By Dion Picco, VP Product Management at Progress
For the past decade, websites have sat at the core of any business’ digital footprint as the primary source of knowledge and customer experience. The rapid increase in the volume and diversity of connected devices and user interfaces, from wearables to chatbots, means that users can access information across various channels and move between different devices seamlessly. In doing this, they expect the same high-quality and secure experience at all times.
It is becoming widely accepted that customer intimacy, alongside customer journey optimisation and engagement, needs a multichannel approach. This includes applications and chatbots, alongside websites, all working together seamlessly. What we are seeing is not the death of websites per se, but the shift towards a broader customer engagement platform. This platform will need to leverage cognitive technologies like Artificial Intelligence (AI) and Machine Learning (ML) to ensure all channels work together in harmony, allowing for 360-degree customer engagement.
Why is web customer experience hard to get right?
WANT TO BUILD A FINANCIAL EMPIRE?
Subscribe to the Global Banking & Finance Review Newsletter for FREE Get Access to Exclusive Reports to Save Time & Money
By using this form you agree with the storage and handling of your data by this website. We Will Not Spam, Rent, or Sell Your Information.

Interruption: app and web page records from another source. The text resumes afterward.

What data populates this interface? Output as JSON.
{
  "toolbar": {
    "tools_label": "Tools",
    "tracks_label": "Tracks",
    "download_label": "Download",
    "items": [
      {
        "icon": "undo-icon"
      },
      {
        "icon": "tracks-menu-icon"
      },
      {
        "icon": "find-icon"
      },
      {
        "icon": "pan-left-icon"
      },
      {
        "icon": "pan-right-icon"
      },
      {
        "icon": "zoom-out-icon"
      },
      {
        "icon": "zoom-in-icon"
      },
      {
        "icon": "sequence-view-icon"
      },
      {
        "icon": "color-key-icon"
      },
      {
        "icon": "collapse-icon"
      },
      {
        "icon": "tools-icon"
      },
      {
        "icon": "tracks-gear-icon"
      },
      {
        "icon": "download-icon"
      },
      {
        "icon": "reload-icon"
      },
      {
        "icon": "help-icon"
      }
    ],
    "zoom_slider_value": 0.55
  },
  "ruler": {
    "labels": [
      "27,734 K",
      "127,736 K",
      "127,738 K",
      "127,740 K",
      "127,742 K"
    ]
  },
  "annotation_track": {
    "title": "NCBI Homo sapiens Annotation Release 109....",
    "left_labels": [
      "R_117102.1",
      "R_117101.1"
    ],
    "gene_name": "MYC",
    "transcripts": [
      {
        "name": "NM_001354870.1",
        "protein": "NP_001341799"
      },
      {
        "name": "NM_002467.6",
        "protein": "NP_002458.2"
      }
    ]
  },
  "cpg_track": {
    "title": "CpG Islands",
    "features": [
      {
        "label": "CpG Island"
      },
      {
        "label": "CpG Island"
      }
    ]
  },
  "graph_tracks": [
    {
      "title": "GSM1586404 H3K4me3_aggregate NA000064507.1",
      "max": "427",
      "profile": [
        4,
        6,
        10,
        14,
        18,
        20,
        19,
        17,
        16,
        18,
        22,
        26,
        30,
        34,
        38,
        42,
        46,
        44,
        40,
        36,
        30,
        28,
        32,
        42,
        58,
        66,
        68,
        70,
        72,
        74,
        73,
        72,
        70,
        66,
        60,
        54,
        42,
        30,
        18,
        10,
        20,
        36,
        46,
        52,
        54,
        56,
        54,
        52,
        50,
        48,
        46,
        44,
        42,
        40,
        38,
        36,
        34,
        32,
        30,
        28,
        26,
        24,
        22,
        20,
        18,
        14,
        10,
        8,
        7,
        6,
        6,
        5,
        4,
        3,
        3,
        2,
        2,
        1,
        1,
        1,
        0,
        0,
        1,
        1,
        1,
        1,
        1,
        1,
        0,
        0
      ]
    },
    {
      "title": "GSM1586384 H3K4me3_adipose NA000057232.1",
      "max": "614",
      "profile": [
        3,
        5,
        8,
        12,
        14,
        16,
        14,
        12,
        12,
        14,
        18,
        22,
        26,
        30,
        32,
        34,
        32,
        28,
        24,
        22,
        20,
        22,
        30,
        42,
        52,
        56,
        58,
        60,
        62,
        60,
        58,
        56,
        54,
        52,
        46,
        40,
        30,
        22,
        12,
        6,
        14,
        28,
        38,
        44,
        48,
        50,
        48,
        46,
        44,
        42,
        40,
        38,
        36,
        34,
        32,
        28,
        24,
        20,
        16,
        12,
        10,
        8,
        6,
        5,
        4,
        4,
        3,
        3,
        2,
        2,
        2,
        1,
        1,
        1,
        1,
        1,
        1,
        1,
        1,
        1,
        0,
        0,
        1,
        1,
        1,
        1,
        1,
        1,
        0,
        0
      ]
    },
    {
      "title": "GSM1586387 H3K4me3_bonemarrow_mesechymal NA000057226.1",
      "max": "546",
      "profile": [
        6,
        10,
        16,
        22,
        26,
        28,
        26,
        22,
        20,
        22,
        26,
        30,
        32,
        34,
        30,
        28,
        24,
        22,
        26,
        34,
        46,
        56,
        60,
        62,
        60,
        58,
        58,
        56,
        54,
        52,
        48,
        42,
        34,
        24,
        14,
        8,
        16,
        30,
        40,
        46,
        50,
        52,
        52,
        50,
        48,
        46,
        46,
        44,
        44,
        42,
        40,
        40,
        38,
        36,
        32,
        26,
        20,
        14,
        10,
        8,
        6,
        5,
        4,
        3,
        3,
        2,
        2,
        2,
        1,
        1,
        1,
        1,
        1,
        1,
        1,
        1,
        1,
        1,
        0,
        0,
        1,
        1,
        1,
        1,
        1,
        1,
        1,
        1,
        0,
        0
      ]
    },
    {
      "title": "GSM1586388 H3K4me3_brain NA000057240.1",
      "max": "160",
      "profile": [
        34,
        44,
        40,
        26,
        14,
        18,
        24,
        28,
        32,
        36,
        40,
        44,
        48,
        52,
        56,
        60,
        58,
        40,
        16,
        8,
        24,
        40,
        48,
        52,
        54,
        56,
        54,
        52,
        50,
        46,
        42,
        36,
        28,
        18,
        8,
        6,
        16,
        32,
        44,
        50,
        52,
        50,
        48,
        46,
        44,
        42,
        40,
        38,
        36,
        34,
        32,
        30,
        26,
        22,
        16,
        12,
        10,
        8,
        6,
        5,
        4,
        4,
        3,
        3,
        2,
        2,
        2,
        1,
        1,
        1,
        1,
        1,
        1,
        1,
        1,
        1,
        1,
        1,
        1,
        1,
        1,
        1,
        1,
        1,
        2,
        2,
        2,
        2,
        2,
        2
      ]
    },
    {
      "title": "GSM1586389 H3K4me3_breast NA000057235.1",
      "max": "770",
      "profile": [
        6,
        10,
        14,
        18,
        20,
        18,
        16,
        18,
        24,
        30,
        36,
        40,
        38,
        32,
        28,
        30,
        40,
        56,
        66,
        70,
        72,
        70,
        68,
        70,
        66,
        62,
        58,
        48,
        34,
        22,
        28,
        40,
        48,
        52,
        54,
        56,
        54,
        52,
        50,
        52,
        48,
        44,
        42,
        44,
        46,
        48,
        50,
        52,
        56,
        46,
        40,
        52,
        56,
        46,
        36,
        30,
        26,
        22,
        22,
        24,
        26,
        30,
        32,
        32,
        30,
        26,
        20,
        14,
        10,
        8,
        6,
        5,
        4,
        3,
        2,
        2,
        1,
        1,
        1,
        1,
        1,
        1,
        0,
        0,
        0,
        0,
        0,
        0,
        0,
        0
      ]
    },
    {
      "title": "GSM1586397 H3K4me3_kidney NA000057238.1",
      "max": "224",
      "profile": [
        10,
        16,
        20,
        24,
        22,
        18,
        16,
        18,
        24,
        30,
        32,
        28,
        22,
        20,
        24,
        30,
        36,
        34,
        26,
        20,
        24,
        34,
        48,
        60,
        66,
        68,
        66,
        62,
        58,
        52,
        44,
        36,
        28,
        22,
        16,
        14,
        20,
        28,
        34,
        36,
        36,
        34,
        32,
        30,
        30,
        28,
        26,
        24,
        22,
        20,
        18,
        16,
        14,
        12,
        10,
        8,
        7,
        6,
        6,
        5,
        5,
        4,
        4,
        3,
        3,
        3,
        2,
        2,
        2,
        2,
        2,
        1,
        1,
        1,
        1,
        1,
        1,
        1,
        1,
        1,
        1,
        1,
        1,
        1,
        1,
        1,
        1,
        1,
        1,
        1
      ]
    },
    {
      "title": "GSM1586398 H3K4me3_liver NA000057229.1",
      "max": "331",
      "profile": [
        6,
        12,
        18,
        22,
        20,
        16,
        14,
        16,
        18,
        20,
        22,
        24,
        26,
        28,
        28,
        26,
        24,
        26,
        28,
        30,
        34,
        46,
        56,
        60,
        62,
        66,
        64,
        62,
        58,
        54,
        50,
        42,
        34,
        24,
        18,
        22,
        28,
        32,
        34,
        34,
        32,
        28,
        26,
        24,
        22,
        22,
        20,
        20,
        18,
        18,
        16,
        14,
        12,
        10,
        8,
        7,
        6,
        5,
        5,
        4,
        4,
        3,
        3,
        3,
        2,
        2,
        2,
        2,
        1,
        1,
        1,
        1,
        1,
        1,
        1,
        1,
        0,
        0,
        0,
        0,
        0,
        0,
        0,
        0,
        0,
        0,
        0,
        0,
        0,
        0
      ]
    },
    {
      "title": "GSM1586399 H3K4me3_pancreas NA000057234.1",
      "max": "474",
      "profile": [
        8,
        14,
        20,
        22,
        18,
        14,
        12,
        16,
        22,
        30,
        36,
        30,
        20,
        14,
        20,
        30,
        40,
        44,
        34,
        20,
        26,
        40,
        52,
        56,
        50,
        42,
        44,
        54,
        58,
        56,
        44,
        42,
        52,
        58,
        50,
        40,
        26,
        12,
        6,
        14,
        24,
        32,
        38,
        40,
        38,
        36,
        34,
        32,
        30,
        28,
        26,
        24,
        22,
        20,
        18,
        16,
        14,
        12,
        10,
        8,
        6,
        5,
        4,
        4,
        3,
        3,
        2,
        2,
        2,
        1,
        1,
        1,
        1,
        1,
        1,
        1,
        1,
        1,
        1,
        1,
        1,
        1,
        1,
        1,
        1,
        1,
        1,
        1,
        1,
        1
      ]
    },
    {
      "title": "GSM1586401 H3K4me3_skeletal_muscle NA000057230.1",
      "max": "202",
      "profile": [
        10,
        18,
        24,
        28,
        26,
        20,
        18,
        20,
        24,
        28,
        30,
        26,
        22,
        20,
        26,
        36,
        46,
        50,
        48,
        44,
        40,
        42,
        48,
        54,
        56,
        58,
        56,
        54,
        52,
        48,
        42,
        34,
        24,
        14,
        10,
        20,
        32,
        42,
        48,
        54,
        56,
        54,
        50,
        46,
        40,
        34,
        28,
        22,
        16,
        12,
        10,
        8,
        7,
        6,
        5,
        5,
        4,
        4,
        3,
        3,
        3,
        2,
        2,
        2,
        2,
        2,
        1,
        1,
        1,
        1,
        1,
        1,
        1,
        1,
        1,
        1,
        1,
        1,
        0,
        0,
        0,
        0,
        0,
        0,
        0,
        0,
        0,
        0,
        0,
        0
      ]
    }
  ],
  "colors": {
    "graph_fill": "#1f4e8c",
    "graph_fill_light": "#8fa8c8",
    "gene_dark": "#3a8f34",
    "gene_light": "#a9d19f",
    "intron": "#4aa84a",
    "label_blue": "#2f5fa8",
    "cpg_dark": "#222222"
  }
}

Customer experience is a critical success factor for any business, as it shapes brand perceptions and heavily influences customer engagement, conversion and advocacy. Websites are often the first touch point between a brand and a potential customer, and the user experience they offer can make or break that relationship.
While many organisations say their websites are at the heart of their digital strategy, many make mistakes that can have a negative impact on engaging customers. Here are some of the key challenges organisations are facing:
- Websites can be forgotten
One of the mistakes that marketers often make is treating their websites as the extension of their sales brochures. Often information is aggregated and presented in a way that resembles a sales pitch, rather than encouraging customer engagement. Websites often fall down the list of digital assets that should be updated in real time, as marketers sometimes focus on more ‘direct’ channels like social media, apps and chatbots.
- Content and data silos can ‘kill’ customer experience
An organisation’s marketing and customer relations infrastructure often looks like a maze of IT systems. Each of them has a specific function such as web content management, campaign management and social marketing. Often these systems do not communicate and there is no single source where their data is gathered. As a result, an organisation cannot leverage the full potential of its customer data for content personalization and customer interactions. This affects the quality of the content delivered, leading to a disjointed customer experience.
As the customer journey has fundamentally changed with the shift to the digital world, marketers need to rethink what their website does for them, and view customer engagement in a more holistic way.
The shift to a digital experience platform
Digital customer experience is a great example of why the whole is greater than the sum of its parts. Consumers not only like using an increasing number of digital channels and platforms, but also wish to quickly switch between them. In doing so, they expect quality and consistency of experience.
To make this work to their benefit, marketers need to shift their attention from just making these different interfaces work together. Instead, they should look to deploy a customer engagement platform that can bring two great benefits: leveraging backend data to deliver personalised experience and deploying multichannel management to deliver consistent experiences.
More specifically, by harnessing the power of AI and ML, marketers can leverage predictive analytics to get actionable, 360-degree insights on customer segments and their individual journeys across different platforms. In this way, they can study behavioural patterns, single out the most promising leads and deliver relevant messages that resonate with their audiences, maximising their opportunities for engagement and customer conversion.
Cognitive capabilities also empower marketers to effectively manage the entire multichannel experience from a single interface, making the process faster, easier and more user-friendly. Marketers can complete daily tasks such as sharing content, assets and resources in a frictionless way without having to rely on IT. This reduces costs and increases productivity, as resources are used more efficiently and focused where they are actually needed.
So are websites still relevant in the ‘multiple screen’ day and age? The answer is yes, but they must be just one part of a broader multichannel platform that reaps the benefits of all customer touchpoints. A customer engagement platform, powered by the latest technology, delivers powerful customer experiences and stays relevant longer. In a fast-changing technology and business landscape, this is definitely a competitive advantage.